On 1/12/2018 2:28 AM, Peter Klein wrote:
Moose, you've given me a lot to think about. Including whether I have a thick enough skin. I'll probably feel better
in the morning.
Well, shoot, I guess I cut to the point too quickly. Everything else about the portrait is first rate, pose,
composition, subject relating to the camera/photographer, eye catchlights, focus/focal plane. It's an excellent
portrait, just sightly off color. As you say, it would be perfect for a B&W.
Thanks for the technical tips in any case.
I was doing a very last-minute favor for a friend. I hardly ever take formal portraits. I told them that I would be
more comfortable doing B&W because of the lighting issues, but they wanted color.
The mother believed that the photo had to be sent to the musical organization that very afternoon. We weren't told we
had any more time until I'd finished shooting. So we proceeded as if that were the case, and I had no choice except an

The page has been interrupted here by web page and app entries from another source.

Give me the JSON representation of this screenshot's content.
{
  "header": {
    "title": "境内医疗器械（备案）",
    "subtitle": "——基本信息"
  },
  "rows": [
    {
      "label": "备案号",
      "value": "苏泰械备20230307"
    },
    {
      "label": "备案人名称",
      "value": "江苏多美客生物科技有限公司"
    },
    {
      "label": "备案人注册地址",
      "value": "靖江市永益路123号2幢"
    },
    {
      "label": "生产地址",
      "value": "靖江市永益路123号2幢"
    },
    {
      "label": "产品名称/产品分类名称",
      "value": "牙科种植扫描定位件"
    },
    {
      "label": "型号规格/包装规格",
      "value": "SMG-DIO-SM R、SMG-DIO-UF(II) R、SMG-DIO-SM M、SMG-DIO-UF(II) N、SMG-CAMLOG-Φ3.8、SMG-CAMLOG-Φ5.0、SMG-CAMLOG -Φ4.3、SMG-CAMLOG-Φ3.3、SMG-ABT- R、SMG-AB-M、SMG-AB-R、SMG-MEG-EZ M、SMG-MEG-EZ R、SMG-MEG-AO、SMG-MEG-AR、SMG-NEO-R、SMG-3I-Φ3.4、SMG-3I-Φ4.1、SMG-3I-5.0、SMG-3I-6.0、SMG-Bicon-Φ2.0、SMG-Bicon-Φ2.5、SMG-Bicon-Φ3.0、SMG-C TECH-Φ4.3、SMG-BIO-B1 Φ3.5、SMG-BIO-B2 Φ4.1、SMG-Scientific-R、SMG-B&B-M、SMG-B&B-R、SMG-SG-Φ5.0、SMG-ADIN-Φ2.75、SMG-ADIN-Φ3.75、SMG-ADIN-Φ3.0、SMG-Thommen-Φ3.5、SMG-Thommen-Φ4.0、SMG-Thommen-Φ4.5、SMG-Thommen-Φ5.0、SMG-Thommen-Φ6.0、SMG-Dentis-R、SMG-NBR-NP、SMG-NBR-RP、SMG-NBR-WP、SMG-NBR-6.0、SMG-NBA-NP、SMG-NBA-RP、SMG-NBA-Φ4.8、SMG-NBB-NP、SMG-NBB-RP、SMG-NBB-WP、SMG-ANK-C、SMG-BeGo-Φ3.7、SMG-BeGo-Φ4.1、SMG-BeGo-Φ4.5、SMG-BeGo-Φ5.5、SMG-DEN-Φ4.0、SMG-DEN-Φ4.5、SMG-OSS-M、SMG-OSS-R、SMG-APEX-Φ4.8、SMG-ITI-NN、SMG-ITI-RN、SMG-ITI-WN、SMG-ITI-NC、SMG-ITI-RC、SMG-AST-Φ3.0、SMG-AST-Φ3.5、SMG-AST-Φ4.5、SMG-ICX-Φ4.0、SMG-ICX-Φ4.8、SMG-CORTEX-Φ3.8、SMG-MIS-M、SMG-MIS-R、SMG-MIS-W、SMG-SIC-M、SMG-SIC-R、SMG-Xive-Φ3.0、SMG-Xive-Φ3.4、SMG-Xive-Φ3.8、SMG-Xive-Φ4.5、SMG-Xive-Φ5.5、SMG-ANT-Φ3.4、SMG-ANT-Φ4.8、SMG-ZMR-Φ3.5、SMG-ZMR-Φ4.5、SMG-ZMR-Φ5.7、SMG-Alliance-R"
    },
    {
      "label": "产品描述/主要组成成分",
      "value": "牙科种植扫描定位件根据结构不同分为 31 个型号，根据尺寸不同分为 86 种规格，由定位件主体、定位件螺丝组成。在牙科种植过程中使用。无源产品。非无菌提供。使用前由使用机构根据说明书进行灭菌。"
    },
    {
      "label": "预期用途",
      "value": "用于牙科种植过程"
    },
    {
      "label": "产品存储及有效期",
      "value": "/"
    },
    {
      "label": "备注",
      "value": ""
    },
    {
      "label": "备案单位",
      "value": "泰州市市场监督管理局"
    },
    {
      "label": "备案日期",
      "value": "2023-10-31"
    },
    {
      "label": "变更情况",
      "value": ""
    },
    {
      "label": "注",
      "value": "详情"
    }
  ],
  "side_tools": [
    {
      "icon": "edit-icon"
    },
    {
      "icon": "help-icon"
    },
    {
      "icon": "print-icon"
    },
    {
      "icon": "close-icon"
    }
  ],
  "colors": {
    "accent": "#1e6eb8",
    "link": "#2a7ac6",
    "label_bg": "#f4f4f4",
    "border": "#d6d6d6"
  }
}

out-of-camera JPG. Something I almost never do.
Even after I made the second version (from Raw) in my original post, both mother and daughter chose to use the overly
yellow OOC JPG. I disagreed, but that was their choice. Perhaps they are so used to overly yellow pictures from
default tungsten WB of consumer cameras and cell phones that it appeared normal to them.
Could be. A lot of cameras leave some "warmth" in tungsten WB because it is flattering to most peoples' skins. DPR used
to complain about this on every Canon they tested.
Oly addresses this directly by giving those using Auto WB a choice - In Menu *G:
Keep Warm Color - Select [Off] to eliminate “warm” colors from pictures taken
under incandescent lighting.
I actually bought a WB "credit card" recently. Unfortunately, the camera wouldn't focus on it closely enough to fill
the frame, which is required to set the custom WB.
If you are going that direction, you do indeed need either a larger gray card or one of those diffusers that fit over
the lens to integrate all the light. I think you may put the camera at the subject location to read incoming light??? Or
some that way and others . . . exceeds the limits of my knowledge. Putting the small card so close to the lens is likely
give a different light than is on the subject, without some care.
I take the other path, shooting the card sitting at the subject location, or, for distant things, held at arms length in
a shot of the subject. I like to have a portrait subject hold it. Then, if that turns out to be the best shot, because
they knew it wasn't a 'real' shot and relaxed for it, clone the card out of use that little piece of another shot. :-)
I then use the WB dropper/color picker in ACR, PS or DxO to adjust WB in post. PWP and C1 seem to have color pickers,
but I don't know how to work them. C1 trial expires soon anyway and PWP doesn't do layers.
I didn't remember where in the E-M5's labyrinthine menus the option resided to trip the shutter even if out of focus.
So I fell back on the white paper.
The camera's Tungsten WB was almost identical to the WB I set with white paper.
In tests at home with the WB "credit" card and white paper, the results of setting custom WB were almost identical
under several different lights. So I (perhaps wrongly) concluded that it would be OK to use the white paper if the
card didn't work.
I may be overly picky. Once burned, twice shy, so I am suspicious of all
What if the Hokey Pokey *IS* what it's all about?
Themed Olympus Photo Exhibition: http://www.tope.nl/